While I was there dad did come in and feed once.  I didn't get a shot of him feeding all the chicks, but I did get a shot of him feeding this one. 

The leaves were really grown and in the way.  You basically had to wait on the wind and the birds to cooperate enough to get a shot without the leaves blocking the scene.

Sony A6300, LA-EA3 Lens Adapter, Tamron 150-600mm Lens, Sirui tripod and PH-20 Gimbal Head.

Aperture Priority, F/6.3, ISO 6400, 1/500th second, Exposure Compensation +0.3

My Nemesis

When you look at the photo associated with today's blog post you may think, "Ok, a shot of a Hairy Woodpecker.".  But it's much more than that...

These dang woodpeckers have been my nemesis for years.  I've tried and tried to attract them to my backyard with no success at all.  As part of my feeding ritual I place suet in small cracks of the posing tree.  I do this for a few reasons.  First, I want the birds to spend time on the tree digging out the suet.  Secondly, I want to hide the suet so it doesn't show up in the photographs.  Over the last few days I noticed something had been eating almost an entire suet block a day out of the cracks and crevices of the tree.  I had my suspicions it was a woodpecker, but I had no way of confirming it.  A few days ago I was out in the backyard doing some yard work and there it was.  A Hairy Woodpecker.  Eating all of my suet.  Taunting me.  I watched him for several minutes as he was pretty content.  Most likely due to my lack of having a camera in hand.

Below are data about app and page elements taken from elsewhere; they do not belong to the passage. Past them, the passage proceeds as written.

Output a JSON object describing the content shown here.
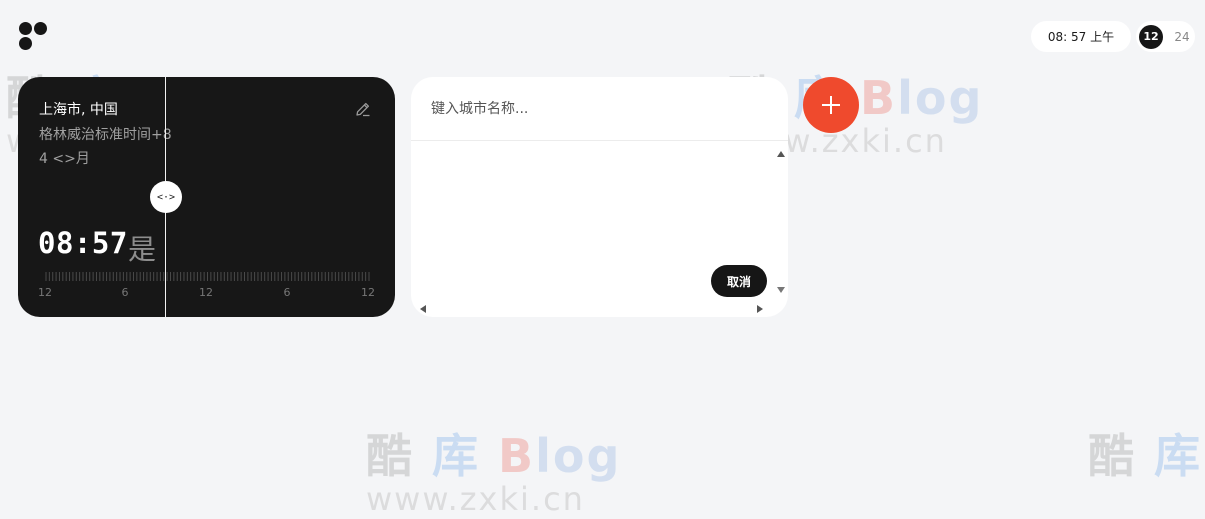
{
  "header": {
    "current_time": "08: 57 上午",
    "format_options": [
      "12",
      "24"
    ],
    "active_format": "12"
  },
  "city_card": {
    "name": "上海市, 中国",
    "timezone": "格林威治标准时间+8",
    "date": "4 <>月",
    "time": "08:57",
    "period": "是",
    "handle_glyph": "<·>",
    "tick_labels": [
      "12",
      "6",
      "12",
      "6",
      "12"
    ]
  },
  "search_card": {
    "placeholder": "键入城市名称...",
    "cancel_label": "取消"
  },
  "watermark": {
    "ku": "酷",
    "ku2": "库",
    "blog_b": "B",
    "blog_rest": "log",
    "url": "www.zxki.cn"
  },
  "colors": {
    "accent": "#ef4a2d",
    "dark_card": "#171717",
    "background": "#f4f5f7"
  },
  "icons": {
    "logo": "dots-logo-icon",
    "edit": "pencil-icon",
    "add": "plus-icon",
    "scrub": "drag-handle-icon"
  }
}
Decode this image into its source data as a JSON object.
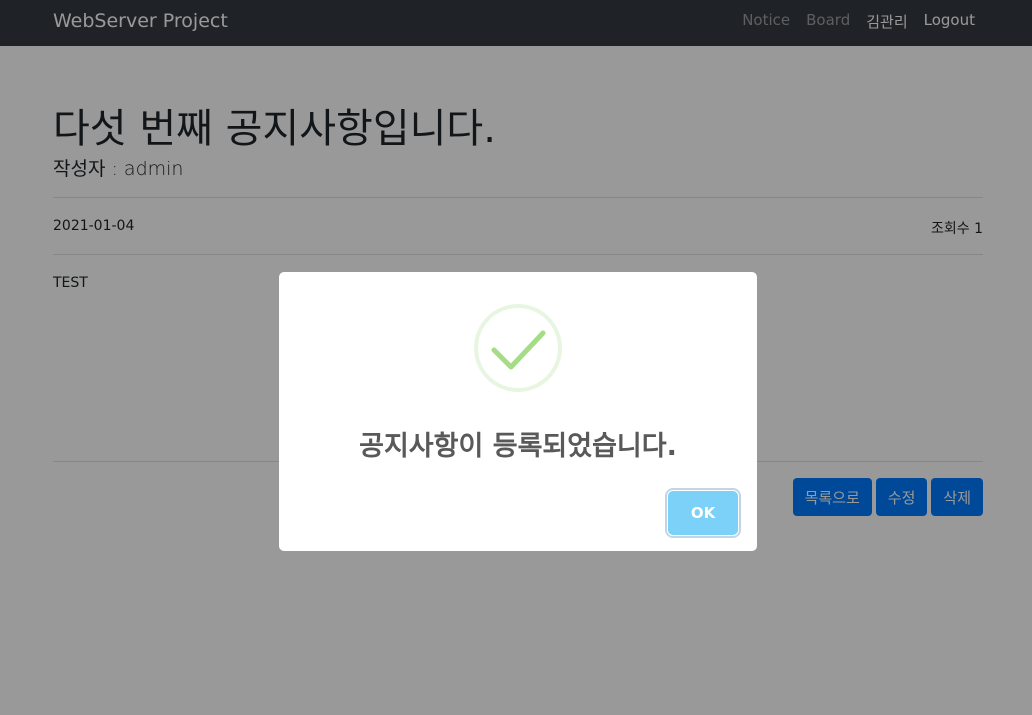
{
  "navbar": {
    "brand": "WebServer Project",
    "links": [
      "Notice",
      "Board",
      "김관리",
      "Logout"
    ]
  },
  "post": {
    "title": "다섯 번째 공지사항입니다.",
    "author": "작성자 : admin",
    "date": "2021-01-04",
    "views": "조회수 1",
    "body": "TEST"
  },
  "actions": {
    "list_label": "목록으로",
    "edit_label": "수정",
    "delete_label": "삭제"
  },
  "modal": {
    "icon": "check-icon",
    "message": "공지사항이 등록되었습니다.",
    "ok_label": "OK"
  },
  "colors": {
    "navbar_bg": "#343a40",
    "primary": "#007bff",
    "success_icon": "#a5dc86",
    "ok_button": "#7cd1f9"
  }
}
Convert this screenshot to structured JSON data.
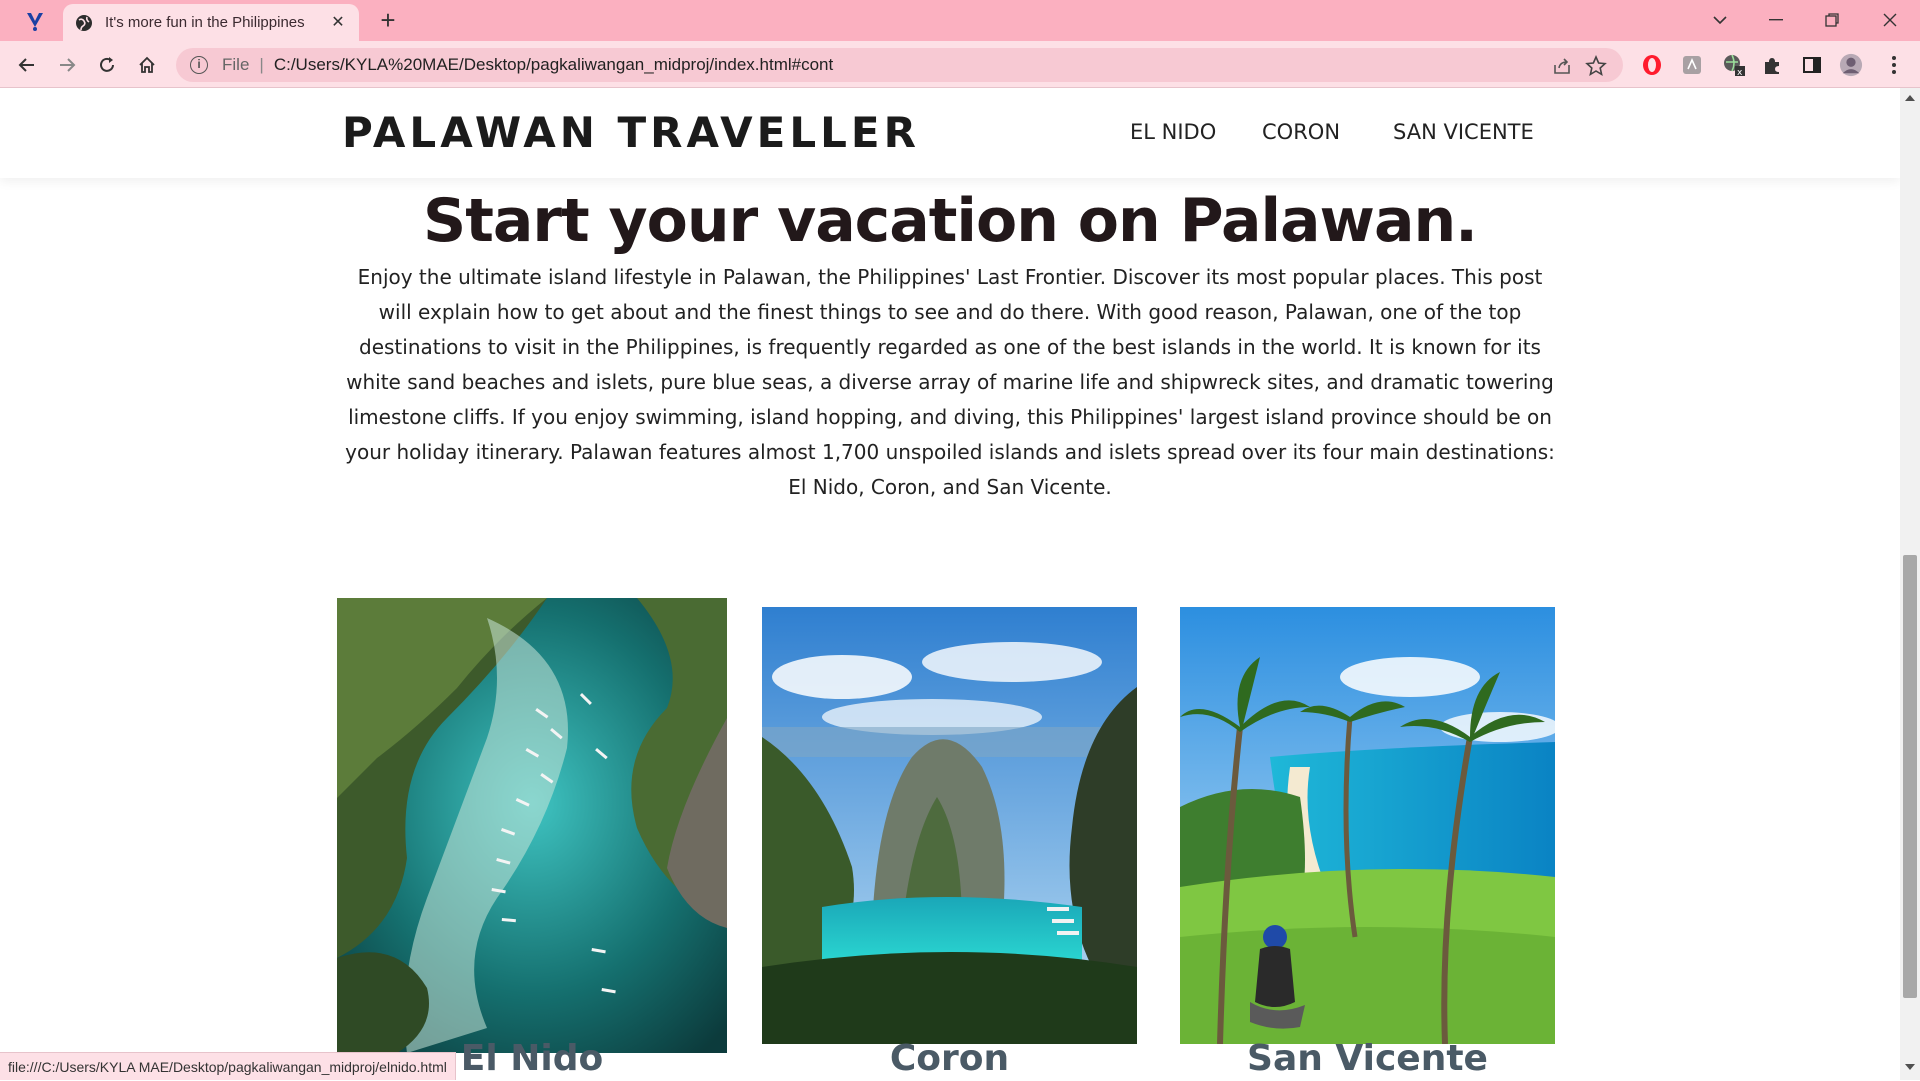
{
  "browser": {
    "tab_title": "It's more fun in the Philippines",
    "close_glyph": "✕",
    "newtab_glyph": "+",
    "url_scheme": "File",
    "url_separator": "|",
    "url": "C:/Users/KYLA%20MAE/Desktop/pagkaliwangan_midproj/index.html#cont",
    "status_url": "file:///C:/Users/KYLA MAE/Desktop/pagkaliwangan_midproj/elnido.html",
    "window_controls": {
      "chevron": "⌄",
      "minimize": "—",
      "restore": "❐",
      "close": "✕"
    }
  },
  "site": {
    "logo": "PALAWAN TRAVELLER",
    "nav": [
      "EL NIDO",
      "CORON",
      "SAN VICENTE"
    ]
  },
  "hero": {
    "title": "Start your vacation on Palawan.",
    "body": "Enjoy the ultimate island lifestyle in Palawan, the Philippines' Last Frontier. Discover its most popular places. This post will explain how to get about and the finest things to see and do there. With good reason, Palawan, one of the top destinations to visit in the Philippines, is frequently regarded as one of the best islands in the world. It is known for its white sand beaches and islets, pure blue seas, a diverse array of marine life and shipwreck sites, and dramatic towering limestone cliffs. If you enjoy swimming, island hopping, and diving, this Philippines' largest island province should be on your holiday itinerary. Palawan features almost 1,700 unspoiled islands and islets spread over its four main destinations: El Nido, Coron, and San Vicente."
  },
  "cards": [
    {
      "label": "El Nido"
    },
    {
      "label": "Coron"
    },
    {
      "label": "San Vicente"
    }
  ],
  "colors": {
    "tabstrip": "#fbb0c0",
    "toolbar": "#fde0e6",
    "heading": "#22181a",
    "card_label": "#4a5a66"
  },
  "icons": [
    "app-logo-icon",
    "globe-icon",
    "back-icon",
    "forward-icon",
    "reload-icon",
    "home-icon",
    "info-icon",
    "share-icon",
    "star-icon",
    "opera-icon",
    "pdf-icon",
    "extension-translate-icon",
    "puzzle-icon",
    "sidepanel-icon",
    "profile-avatar-icon",
    "kebab-menu-icon"
  ]
}
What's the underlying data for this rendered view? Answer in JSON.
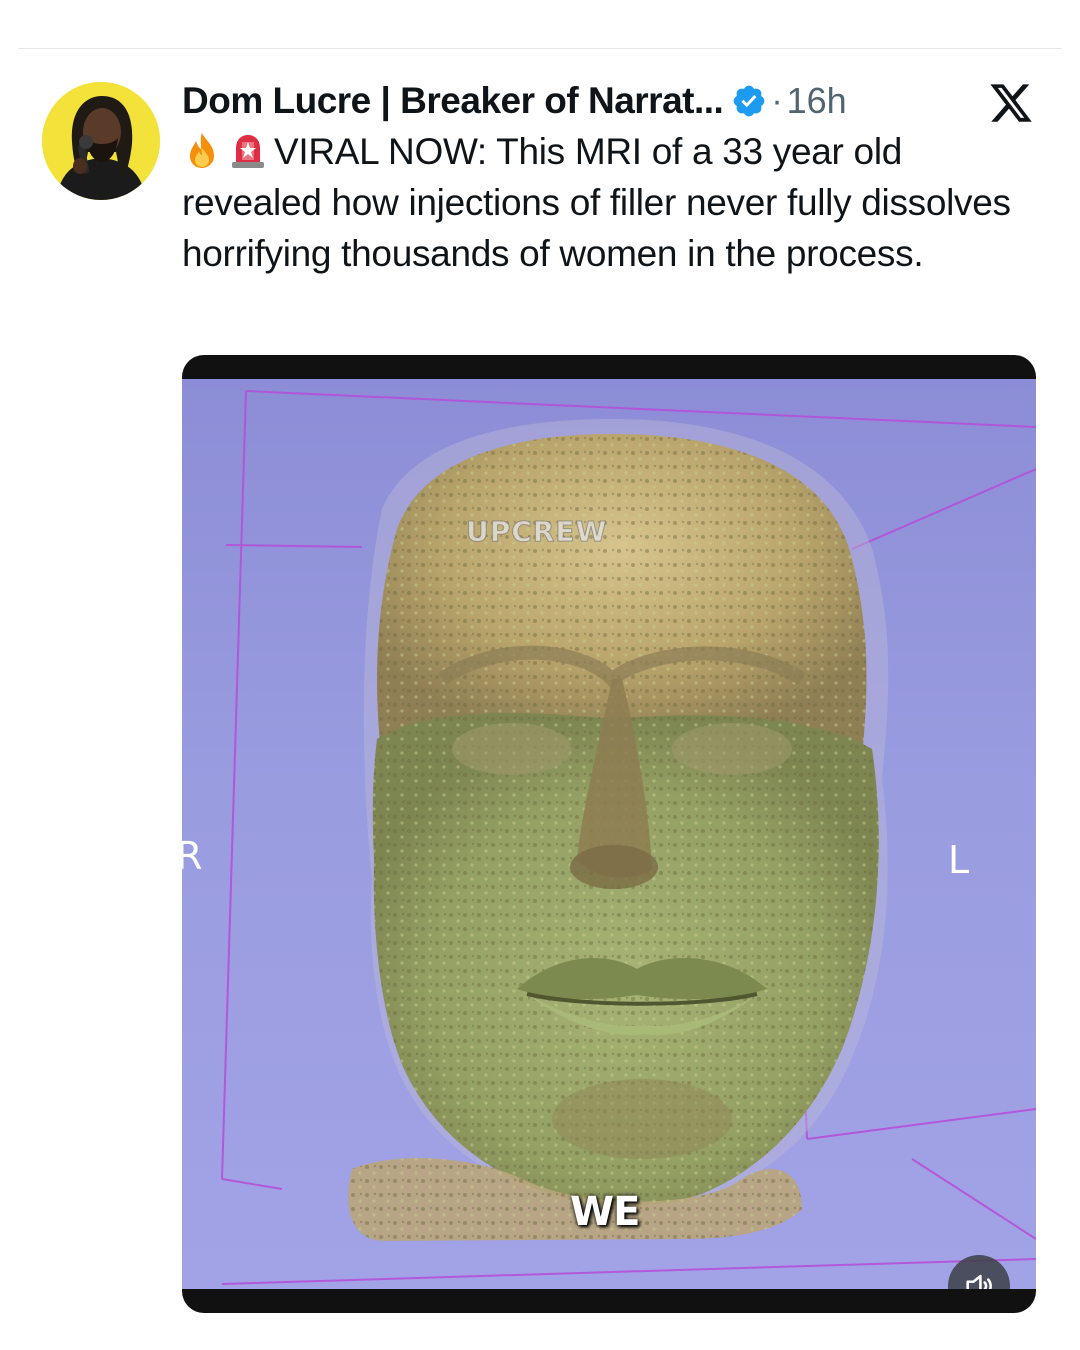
{
  "tweet": {
    "author_name": "Dom Lucre | Breaker of Narrat...",
    "separator": "·",
    "timestamp": "16h",
    "text": "VIRAL NOW: This MRI of a 33 year old revealed how injections of filler never fully dissolves horrifying thousands of women in the process.",
    "leading_emojis": [
      "fire-emoji",
      "siren-emoji"
    ],
    "verified_badge_color": "#1d9bf0",
    "platform_icon": "x-logo-icon"
  },
  "media": {
    "watermark": "UPCREW",
    "axis_left_label": "R",
    "axis_right_label": "L",
    "caption": "WE",
    "background_color": "#9a9ce0",
    "volume_icon": "speaker-icon"
  }
}
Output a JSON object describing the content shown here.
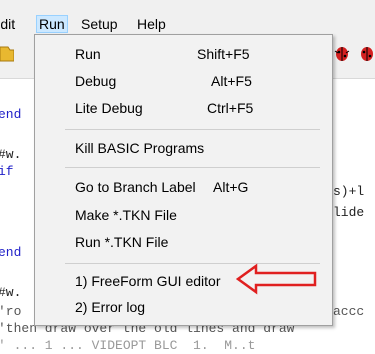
{
  "menubar": {
    "items": [
      {
        "label": "Edit"
      },
      {
        "label": "Run"
      },
      {
        "label": "Setup"
      },
      {
        "label": "Help"
      }
    ]
  },
  "code": {
    "lines": [
      "end",
      "#w.",
      "if",
      "s)+l",
      "lide",
      "end",
      "#w.",
      "'ro",
      "accc",
      "'then draw over the old lines and draw",
      "' ... 1 ... VIDEOPT BLC  1.  M..t"
    ]
  },
  "run_menu": {
    "items": [
      {
        "label": "Run",
        "shortcut": "Shift+F5"
      },
      {
        "label": "Debug",
        "shortcut": "Alt+F5"
      },
      {
        "label": "Lite Debug",
        "shortcut": "Ctrl+F5"
      },
      {
        "label": "Kill BASIC Programs",
        "shortcut": ""
      },
      {
        "label": "Go to Branch Label",
        "shortcut": "Alt+G"
      },
      {
        "label": "Make *.TKN File",
        "shortcut": ""
      },
      {
        "label": "Run *.TKN File",
        "shortcut": ""
      },
      {
        "label": "1) FreeForm GUI editor",
        "shortcut": ""
      },
      {
        "label": "2) Error log",
        "shortcut": ""
      }
    ]
  },
  "colors": {
    "arrow": "#e02020",
    "menu_bg": "#f2f2f2",
    "active_highlight": "#cce8ff",
    "keyword": "#1f1fc8"
  },
  "icons": [
    "folder-open-icon",
    "bug-icon",
    "bug-icon"
  ]
}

So, yesterday, armed with my new knowledge that this guy liked to stop by in the evenings, I put out a fresh block of suet, sat in the blind and waited.  Sure enough, that little guy showed up again.  He wasn't there but a few seconds, however I still managed a few frames of him.  It was like a victory.  

Now for some technicals...

Sony A6300, LA-EA3 Adapter, Tamron 150-600mm Lens, Sirui Tripod and PH-20 Gimbal Head.

300mm, Aperture Priority, 1/1000th shutter speed, F/6.3 Aperture, ISO 1600, Exposure Compensation +0.7

Wildlife photography is so much different from other genres in nature.  When shooting landscapes or waterfalls, I want my ISO as low as possible, usually 100.  When I go out with the intent to shoot wildlife, I usually start at ISO 1600.  I may end up adjusting that according to the light, but that is usually where I feel comfortable starting out.

Get out there and tackle your nemesis today! 

 

Woodpecker

This is one of the woodpeckers I got the chance to photograph out in Grand Teton National Park this past spring.  Although there were several woodpeckers to be photographed in this area, this was the best looking one, in my opinion, and the hardest to photograph.  He was pretty camera shy and stayed hid out most of the time in one of the nesting holes.

He was only out here for just a few minutes, but I got several shots of him.  This image was taken with the new SP Tamron 150-600mm F/5-6.3 Di VC USD.  I had it mounted to my Canon 7D and they were locked down to my Vanguard Alta Pro 283CT Tripod.  I'm glad I had the tripod, too.  Not only for image stability reasons, but there was a lot of time spent waiting.  I got to spend that time not holding my camera ;)